One of the areas that interests me in particular is the point at which the acknowledged impossible blurs or shades into the only way to approach possible reality. Bloch can only cope with the political and social side of this, but the side that Jeff Kripal, Michael Pollan, and a host of others have been dealing with in recent decades is of equal interest. If narwhal horns were considered material proof of unicorns in past centuries (which leaves the origins and functions of the remainder of unicorn lore unexplained) and dinosaur fossils in time-weathered rock gave rise to tales of monsters of all sorts (which leaves the gory details of those tales likewise unaccounted for, beyond the love of humans for the pleasurable shudder of considering dreadful topics), are hallucinations likewise an adequate debunking explanation for all sorts of stories that lay claim to truth, or do our “explanations” exclude by arbitrary definition all sorts of so-called paranormal phenomena that seem—sometimes—to have some amount of cognitive value? (We might consider the unpleasant fact that even our most self-assured perceptions have only “some amount of cognitive value”—the difference being that we very rarely misinterpret sets of perceptions that we describe as, for example, “the glass broke because I knocked it off the counter,” even though every once in a while the glass fell to the floor for some other mundane reason that we didn’t notice.) Should the paranormal be redefined, not without deliberate jokery, as “the new normal,” or the normal that most of humankind has acknowledged all along, even if it was always interpreted wrongly? Should we be redrawing the boundaries of human existence differently, even though the prospect creates deep discomfort in skeptics and believers and genuinely puzzled inquirers alike?
But like I say, that’s one of those awful topics I’ll probably never get around to unpacking properly, or even evaluating how other people have been unpacking it. As my friends can testify, I tend to leave lots of stuff firmly packed.
A less consequential subtopic I’d like to explore but probably won’t is almost the opposite, why there are so many Facebook groups that can simply post images under the topic “Bizarre, Peculiar, Odd, and Strange,” or “Weird and Wonderful,” or “Spooky, Weird, and Cool,” and sure enough, despite some missteps and stupid mistakes of aesthetic taste, most of the images evoke a small shudder or surge of delight or charge of emotional energy of some more difficult description, in spite of their lack of anything resembling an accompanying story. I suspect it has something to do with the same triggering mechanisms that allow many people to respond with a surge of positive emotion when they see particularly adorable pictures of cats online, even when in real life they regard cats as destructive predators causing the extinction of endangered species.

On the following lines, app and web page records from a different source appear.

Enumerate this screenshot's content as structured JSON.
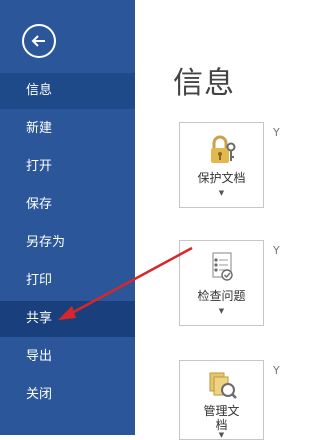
{
  "sidebar": {
    "items": [
      {
        "label": "信息"
      },
      {
        "label": "新建"
      },
      {
        "label": "打开"
      },
      {
        "label": "保存"
      },
      {
        "label": "另存为"
      },
      {
        "label": "打印"
      },
      {
        "label": "共享"
      },
      {
        "label": "导出"
      },
      {
        "label": "关闭"
      }
    ]
  },
  "main": {
    "title": "信息",
    "cards": [
      {
        "label": "保护文档",
        "icon": "lock-key-icon"
      },
      {
        "label": "检查问题",
        "icon": "checklist-icon"
      },
      {
        "label_line1": "管理文",
        "label_line2": "档",
        "icon": "manage-docs-icon"
      }
    ],
    "edge_text": [
      "Y",
      "Y",
      "Y"
    ]
  },
  "colors": {
    "sidebar_bg": "#2b579a",
    "active_item": "#1f4a8a",
    "arrow": "#d9262a"
  }
}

Campbell has some, but only some, useful things to say about this in the early pages of The Masks of God: Primitive Mythology, in which just the outdated wording of the title serves as a warning of problems to come.